Entries from a dataset of interfaces
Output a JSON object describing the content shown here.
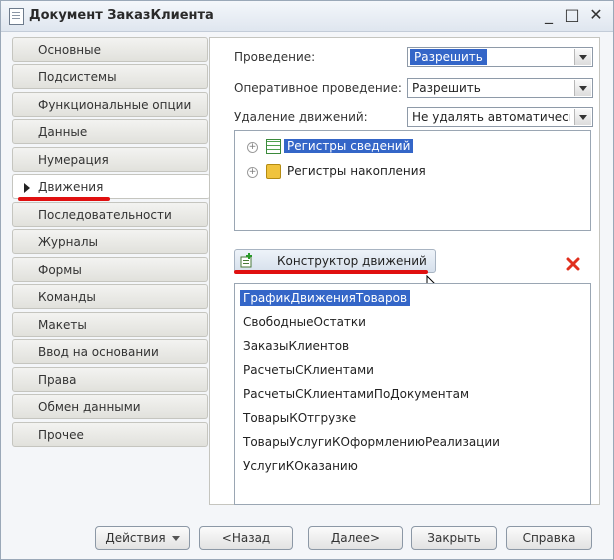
{
  "window": {
    "title": "Документ ЗаказКлиента",
    "minimize": "_",
    "maximize": "□",
    "close": "✕"
  },
  "tabs": [
    {
      "label": "Основные"
    },
    {
      "label": "Подсистемы"
    },
    {
      "label": "Функциональные опции"
    },
    {
      "label": "Данные"
    },
    {
      "label": "Нумерация"
    },
    {
      "label": "Движения",
      "active": true
    },
    {
      "label": "Последовательности"
    },
    {
      "label": "Журналы"
    },
    {
      "label": "Формы"
    },
    {
      "label": "Команды"
    },
    {
      "label": "Макеты"
    },
    {
      "label": "Ввод на основании"
    },
    {
      "label": "Права"
    },
    {
      "label": "Обмен данными"
    },
    {
      "label": "Прочее"
    }
  ],
  "settings": {
    "posting_label": "Проведение:",
    "posting_value": "Разрешить",
    "realtime_label": "Оперативное проведение:",
    "realtime_value": "Разрешить",
    "delete_label": "Удаление движений:",
    "delete_value": "Не удалять автоматически"
  },
  "tree": [
    {
      "label": "Регистры сведений",
      "icon": "info-register-icon",
      "selected": true
    },
    {
      "label": "Регистры накопления",
      "icon": "accumulation-register-icon"
    }
  ],
  "constructor_button": "Конструктор движений",
  "registers": [
    "ГрафикДвиженияТоваров",
    "СвободныеОстатки",
    "ЗаказыКлиентов",
    "РасчетыСКлиентами",
    "РасчетыСКлиентамиПоДокументам",
    "ТоварыКОтгрузке",
    "ТоварыУслугиКОформлениюРеализации",
    "УслугиКОказанию"
  ],
  "footer": {
    "actions": "Действия",
    "back": "<Назад",
    "next": "Далее>",
    "close": "Закрыть",
    "help": "Справка"
  },
  "colors": {
    "selection": "#3466c8",
    "highlight_underline": "#e01010",
    "delete_icon": "#e0301e"
  }
}
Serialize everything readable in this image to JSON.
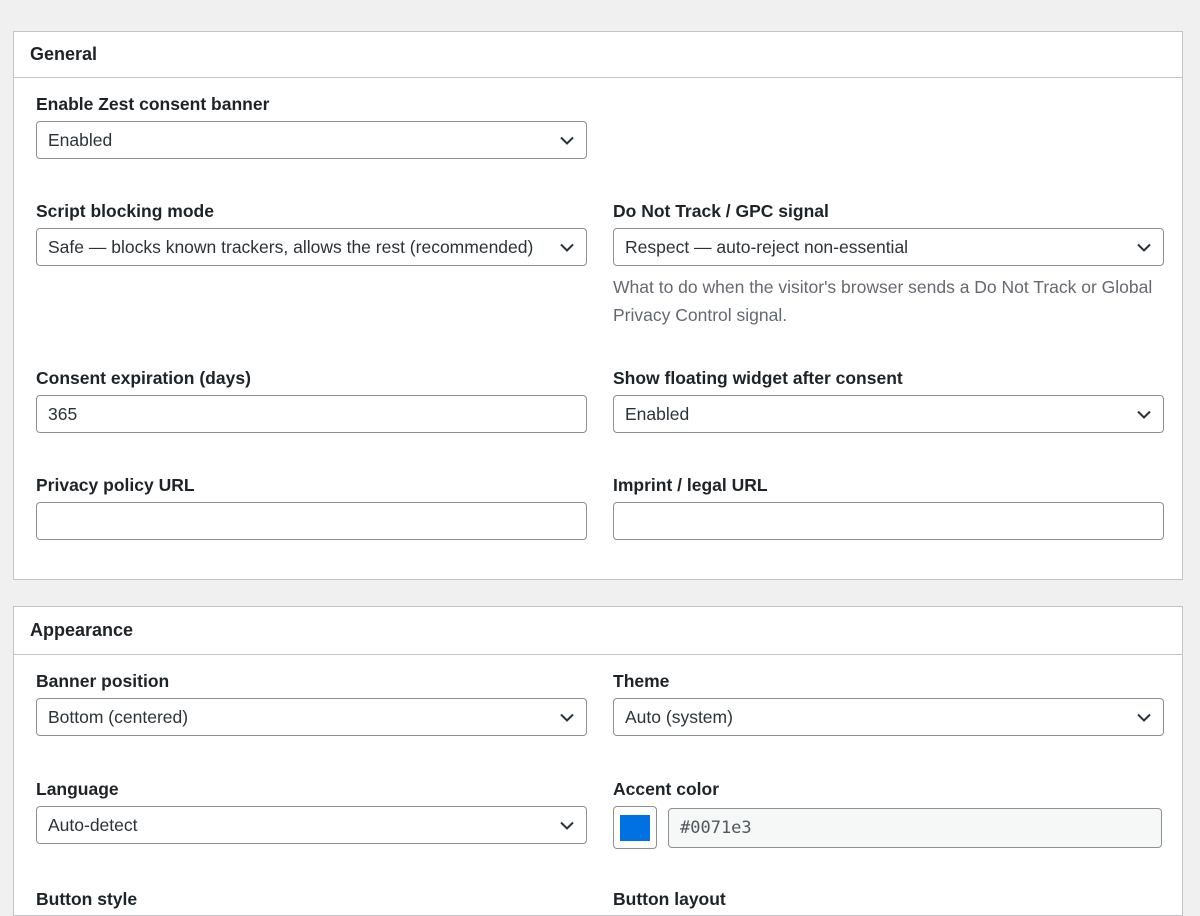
{
  "sections": {
    "general": {
      "title": "General",
      "fields": {
        "enable_banner": {
          "label": "Enable Zest consent banner",
          "value": "Enabled"
        },
        "script_blocking": {
          "label": "Script blocking mode",
          "value": "Safe — blocks known trackers, allows the rest (recommended)"
        },
        "dnt": {
          "label": "Do Not Track / GPC signal",
          "value": "Respect — auto-reject non-essential",
          "help": "What to do when the visitor's browser sends a Do Not Track or Global Privacy Control signal."
        },
        "expiration": {
          "label": "Consent expiration (days)",
          "value": "365"
        },
        "floating_widget": {
          "label": "Show floating widget after consent",
          "value": "Enabled"
        },
        "privacy_url": {
          "label": "Privacy policy URL",
          "value": ""
        },
        "imprint_url": {
          "label": "Imprint / legal URL",
          "value": ""
        }
      }
    },
    "appearance": {
      "title": "Appearance",
      "fields": {
        "banner_position": {
          "label": "Banner position",
          "value": "Bottom (centered)"
        },
        "theme": {
          "label": "Theme",
          "value": "Auto (system)"
        },
        "language": {
          "label": "Language",
          "value": "Auto-detect"
        },
        "accent_color": {
          "label": "Accent color",
          "value": "#0071e3"
        },
        "button_style": {
          "label": "Button style"
        },
        "button_layout": {
          "label": "Button layout"
        }
      }
    }
  },
  "colors": {
    "accent_swatch": "#0071e3",
    "page_bg": "#f0f0f1",
    "border": "#8c8f94"
  }
}
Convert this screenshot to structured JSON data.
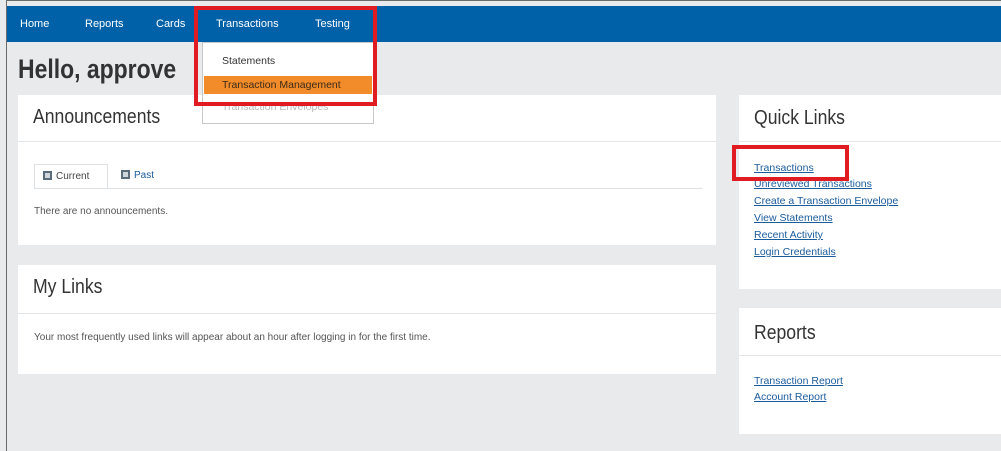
{
  "nav": {
    "items": [
      "Home",
      "Reports",
      "Cards",
      "Transactions",
      "Testing"
    ]
  },
  "dropdown": {
    "items": [
      "Statements",
      "Transaction Management",
      "Transaction Envelopes"
    ],
    "active": "Transaction Management"
  },
  "greeting": "Hello, approve",
  "announcements": {
    "title": "Announcements",
    "tabs": [
      "Current",
      "Past"
    ],
    "empty_text": "There are no announcements."
  },
  "my_links": {
    "title": "My Links",
    "text": "Your most frequently used links will appear about an hour after logging in for the first time."
  },
  "quick_links": {
    "title": "Quick Links",
    "links": [
      "Transactions",
      "Unreviewed Transactions",
      "Create a Transaction Envelope",
      "View Statements",
      "Recent Activity",
      "Login Credentials"
    ]
  },
  "reports": {
    "title": "Reports",
    "links": [
      "Transaction Report",
      "Account Report"
    ]
  },
  "colors": {
    "navbar": "#0061a8",
    "highlight": "#e11b22",
    "active_menu": "#f28c2a",
    "link": "#1a5b9c"
  }
}
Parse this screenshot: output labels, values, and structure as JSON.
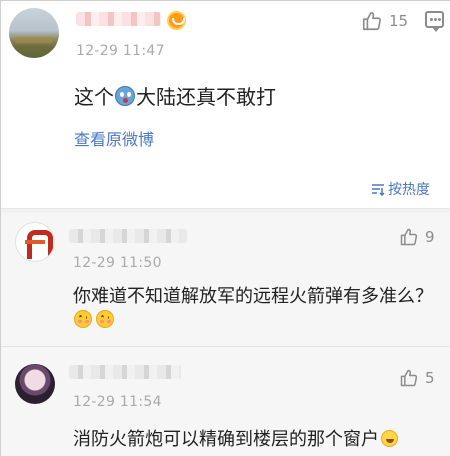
{
  "main_comment": {
    "timestamp": "12-29 11:47",
    "like_count": "15",
    "text_before_emoji": "这个",
    "text_after_emoji": "大陆还真不敢打",
    "view_original_label": "查看原微博",
    "emoji_icon": "scared-face-emoji"
  },
  "sort": {
    "label": "按热度",
    "icon": "sort-icon"
  },
  "replies": [
    {
      "timestamp": "12-29 11:50",
      "like_count": "9",
      "text": "你难道不知道解放军的远程火箭弹有多准么？",
      "emojis": [
        "blush-face-emoji",
        "blush-face-emoji"
      ]
    },
    {
      "timestamp": "12-29 11:54",
      "like_count": "5",
      "text": "消防火箭炮可以精确到楼层的那个窗户",
      "emojis": [
        "laugh-face-emoji"
      ]
    }
  ],
  "colors": {
    "link_blue": "#4a78c2",
    "meta_gray": "#aaaaaa",
    "reply_background": "#f6f6f6",
    "badge_orange": "#ff9b1a"
  }
}
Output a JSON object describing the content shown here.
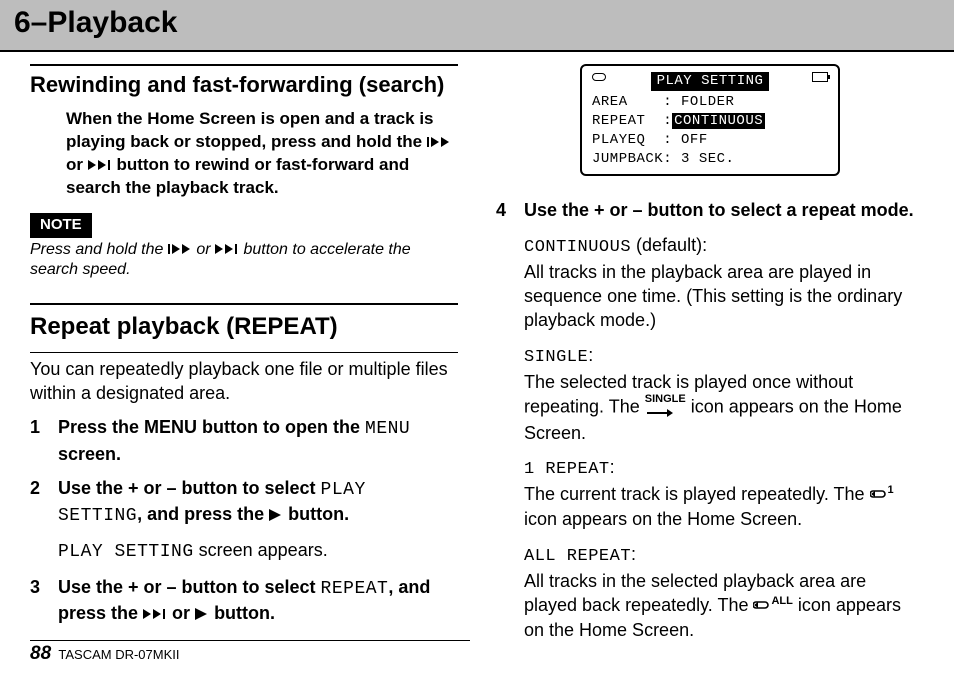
{
  "banner": {
    "title": "6–Playback"
  },
  "left": {
    "section1_head": "Rewinding and fast-forwarding (search)",
    "section1_intro_a": "When the Home Screen is open and a track is playing back or stopped, press and hold the ",
    "section1_intro_b": " or ",
    "section1_intro_c": " button to rewind or fast-forward and search the playback track.",
    "note_tag": "NOTE",
    "note_a": "Press and hold the ",
    "note_b": " or ",
    "note_c": " button to accelerate the search speed.",
    "section2_head": "Repeat playback (REPEAT)",
    "section2_intro": "You can repeatedly playback one file or multiple files within a designated area.",
    "step1_a": "Press the MENU button to open the ",
    "step1_menu": "MENU",
    "step1_b": " screen.",
    "step2_a": "Use the + or – button to select ",
    "step2_ps": "PLAY SETTING",
    "step2_b": ", and press the ",
    "step2_c": " button.",
    "step2_sub_a": "PLAY SETTING",
    "step2_sub_b": " screen appears.",
    "step3_a": "Use the + or – button to select ",
    "step3_rep": "REPEAT",
    "step3_b": ", and press the ",
    "step3_c": " or ",
    "step3_d": " button."
  },
  "screen": {
    "title": "PLAY SETTING",
    "rows": [
      "AREA    : FOLDER",
      "REPEAT  :",
      "PLAYEQ  : OFF",
      "JUMPBACK: 3 SEC."
    ],
    "repeat_value": "CONTINUOUS"
  },
  "right": {
    "step4": "Use the + or – button to select a repeat mode.",
    "continuous_label": "CONTINUOUS",
    "continuous_suffix": " (default):",
    "continuous_desc": "All tracks in the playback area are played in sequence one time. (This setting is the ordinary playback mode.)",
    "single_label": "SINGLE",
    "single_colon": ":",
    "single_desc_a": "The selected track is played once without repeating. The ",
    "single_desc_b": " icon appears on the Home Screen.",
    "one_repeat_label": "1 REPEAT",
    "one_repeat_colon": ":",
    "one_repeat_desc_a": "The current track is played repeatedly. The ",
    "one_repeat_desc_b": " icon appears on the Home Screen.",
    "all_repeat_label": "ALL REPEAT",
    "all_repeat_colon": ":",
    "all_repeat_desc_a": "All tracks in the selected playback area are played back repeatedly. The ",
    "all_repeat_desc_b": " icon appears on the Home Screen."
  },
  "footer": {
    "page": "88",
    "model": "TASCAM DR-07MKII"
  }
}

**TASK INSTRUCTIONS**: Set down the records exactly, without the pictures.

**EXERCISE RESULT**:
Output a JSON object describing the content shown here.
{
  "window": {
    "title": "Документ ЗаказКлиента",
    "minimize": "_",
    "maximize": "□",
    "close": "✕"
  },
  "tabs": [
    {
      "label": "Основные"
    },
    {
      "label": "Подсистемы"
    },
    {
      "label": "Функциональные опции"
    },
    {
      "label": "Данные"
    },
    {
      "label": "Нумерация"
    },
    {
      "label": "Движения",
      "active": true
    },
    {
      "label": "Последовательности"
    },
    {
      "label": "Журналы"
    },
    {
      "label": "Формы"
    },
    {
      "label": "Команды"
    },
    {
      "label": "Макеты"
    },
    {
      "label": "Ввод на основании"
    },
    {
      "label": "Права"
    },
    {
      "label": "Обмен данными"
    },
    {
      "label": "Прочее"
    }
  ],
  "settings": {
    "posting_label": "Проведение:",
    "posting_value": "Разрешить",
    "realtime_label": "Оперативное проведение:",
    "realtime_value": "Разрешить",
    "delete_label": "Удаление движений:",
    "delete_value": "Не удалять автоматически"
  },
  "tree": [
    {
      "label": "Регистры сведений",
      "icon": "info-register-icon",
      "selected": true
    },
    {
      "label": "Регистры накопления",
      "icon": "accumulation-register-icon"
    }
  ],
  "constructor_button": "Конструктор движений",
  "registers": [
    "ГрафикДвиженияТоваров",
    "СвободныеОстатки",
    "ЗаказыКлиентов",
    "РасчетыСКлиентами",
    "РасчетыСКлиентамиПоДокументам",
    "ТоварыКОтгрузке",
    "ТоварыУслугиКОформлениюРеализации",
    "УслугиКОказанию"
  ],
  "footer": {
    "actions": "Действия",
    "back": "<Назад",
    "next": "Далее>",
    "close": "Закрыть",
    "help": "Справка"
  },
  "colors": {
    "selection": "#3466c8",
    "highlight_underline": "#e01010",
    "delete_icon": "#e0301e"
  }
}
Serialize everything readable in this image to JSON.
{
  "sections": {
    "general": {
      "title": "General",
      "fields": {
        "enable_banner": {
          "label": "Enable Zest consent banner",
          "value": "Enabled"
        },
        "script_blocking": {
          "label": "Script blocking mode",
          "value": "Safe — blocks known trackers, allows the rest (recommended)"
        },
        "dnt": {
          "label": "Do Not Track / GPC signal",
          "value": "Respect — auto-reject non-essential",
          "help": "What to do when the visitor's browser sends a Do Not Track or Global Privacy Control signal."
        },
        "expiration": {
          "label": "Consent expiration (days)",
          "value": "365"
        },
        "floating_widget": {
          "label": "Show floating widget after consent",
          "value": "Enabled"
        },
        "privacy_url": {
          "label": "Privacy policy URL",
          "value": ""
        },
        "imprint_url": {
          "label": "Imprint / legal URL",
          "value": ""
        }
      }
    },
    "appearance": {
      "title": "Appearance",
      "fields": {
        "banner_position": {
          "label": "Banner position",
          "value": "Bottom (centered)"
        },
        "theme": {
          "label": "Theme",
          "value": "Auto (system)"
        },
        "language": {
          "label": "Language",
          "value": "Auto-detect"
        },
        "accent_color": {
          "label": "Accent color",
          "value": "#0071e3"
        },
        "button_style": {
          "label": "Button style"
        },
        "button_layout": {
          "label": "Button layout"
        }
      }
    }
  },
  "colors": {
    "accent_swatch": "#0071e3",
    "page_bg": "#f0f0f1",
    "border": "#8c8f94"
  }
}
Convert this screenshot to structured JSON data.
{
  "nav": {
    "items": [
      "Home",
      "Reports",
      "Cards",
      "Transactions",
      "Testing"
    ]
  },
  "dropdown": {
    "items": [
      "Statements",
      "Transaction Management",
      "Transaction Envelopes"
    ],
    "active": "Transaction Management"
  },
  "greeting": "Hello, approve",
  "announcements": {
    "title": "Announcements",
    "tabs": [
      "Current",
      "Past"
    ],
    "empty_text": "There are no announcements."
  },
  "my_links": {
    "title": "My Links",
    "text": "Your most frequently used links will appear about an hour after logging in for the first time."
  },
  "quick_links": {
    "title": "Quick Links",
    "links": [
      "Transactions",
      "Unreviewed Transactions",
      "Create a Transaction Envelope",
      "View Statements",
      "Recent Activity",
      "Login Credentials"
    ]
  },
  "reports": {
    "title": "Reports",
    "links": [
      "Transaction Report",
      "Account Report"
    ]
  },
  "colors": {
    "navbar": "#0061a8",
    "highlight": "#e11b22",
    "active_menu": "#f28c2a",
    "link": "#1a5b9c"
  }
}
Parse this screenshot: output labels, values, and structure as JSON.
{
  "main_comment": {
    "timestamp": "12-29 11:47",
    "like_count": "15",
    "text_before_emoji": "这个",
    "text_after_emoji": "大陆还真不敢打",
    "view_original_label": "查看原微博",
    "emoji_icon": "scared-face-emoji"
  },
  "sort": {
    "label": "按热度",
    "icon": "sort-icon"
  },
  "replies": [
    {
      "timestamp": "12-29 11:50",
      "like_count": "9",
      "text": "你难道不知道解放军的远程火箭弹有多准么？",
      "emojis": [
        "blush-face-emoji",
        "blush-face-emoji"
      ]
    },
    {
      "timestamp": "12-29 11:54",
      "like_count": "5",
      "text": "消防火箭炮可以精确到楼层的那个窗户",
      "emojis": [
        "laugh-face-emoji"
      ]
    }
  ],
  "colors": {
    "link_blue": "#4a78c2",
    "meta_gray": "#aaaaaa",
    "reply_background": "#f6f6f6",
    "badge_orange": "#ff9b1a"
  }
}
Output a JSON object describing the content shown here.
{
  "banner": {
    "title": "6–Playback"
  },
  "left": {
    "section1_head": "Rewinding and fast-forwarding (search)",
    "section1_intro_a": "When the Home Screen is open and a track is playing back or stopped, press and hold the ",
    "section1_intro_b": " or ",
    "section1_intro_c": " button to rewind or fast-forward and search the playback track.",
    "note_tag": "NOTE",
    "note_a": "Press and hold the ",
    "note_b": " or ",
    "note_c": " button to accelerate the search speed.",
    "section2_head": "Repeat playback (REPEAT)",
    "section2_intro": "You can repeatedly playback one file or multiple files within a designated area.",
    "step1_a": "Press the MENU button to open the ",
    "step1_menu": "MENU",
    "step1_b": " screen.",
    "step2_a": "Use the + or – button to select ",
    "step2_ps": "PLAY SETTING",
    "step2_b": ", and press the ",
    "step2_c": " button.",
    "step2_sub_a": "PLAY SETTING",
    "step2_sub_b": " screen appears.",
    "step3_a": "Use the + or – button to select ",
    "step3_rep": "REPEAT",
    "step3_b": ", and press the ",
    "step3_c": " or ",
    "step3_d": " button."
  },
  "screen": {
    "title": "PLAY SETTING",
    "rows": [
      "AREA    : FOLDER",
      "REPEAT  :",
      "PLAYEQ  : OFF",
      "JUMPBACK: 3 SEC."
    ],
    "repeat_value": "CONTINUOUS"
  },
  "right": {
    "step4": "Use the + or – button to select a repeat mode.",
    "continuous_label": "CONTINUOUS",
    "continuous_suffix": " (default):",
    "continuous_desc": "All tracks in the playback area are played in sequence one time. (This setting is the ordinary playback mode.)",
    "single_label": "SINGLE",
    "single_colon": ":",
    "single_desc_a": "The selected track is played once without repeating. The ",
    "single_desc_b": " icon appears on the Home Screen.",
    "one_repeat_label": "1 REPEAT",
    "one_repeat_colon": ":",
    "one_repeat_desc_a": "The current track is played repeatedly. The ",
    "one_repeat_desc_b": " icon appears on the Home Screen.",
    "all_repeat_label": "ALL REPEAT",
    "all_repeat_colon": ":",
    "all_repeat_desc_a": "All tracks in the selected playback area are played back repeatedly. The ",
    "all_repeat_desc_b": " icon appears on the Home Screen."
  },
  "footer": {
    "page": "88",
    "model": "TASCAM DR-07MKII"
  }
}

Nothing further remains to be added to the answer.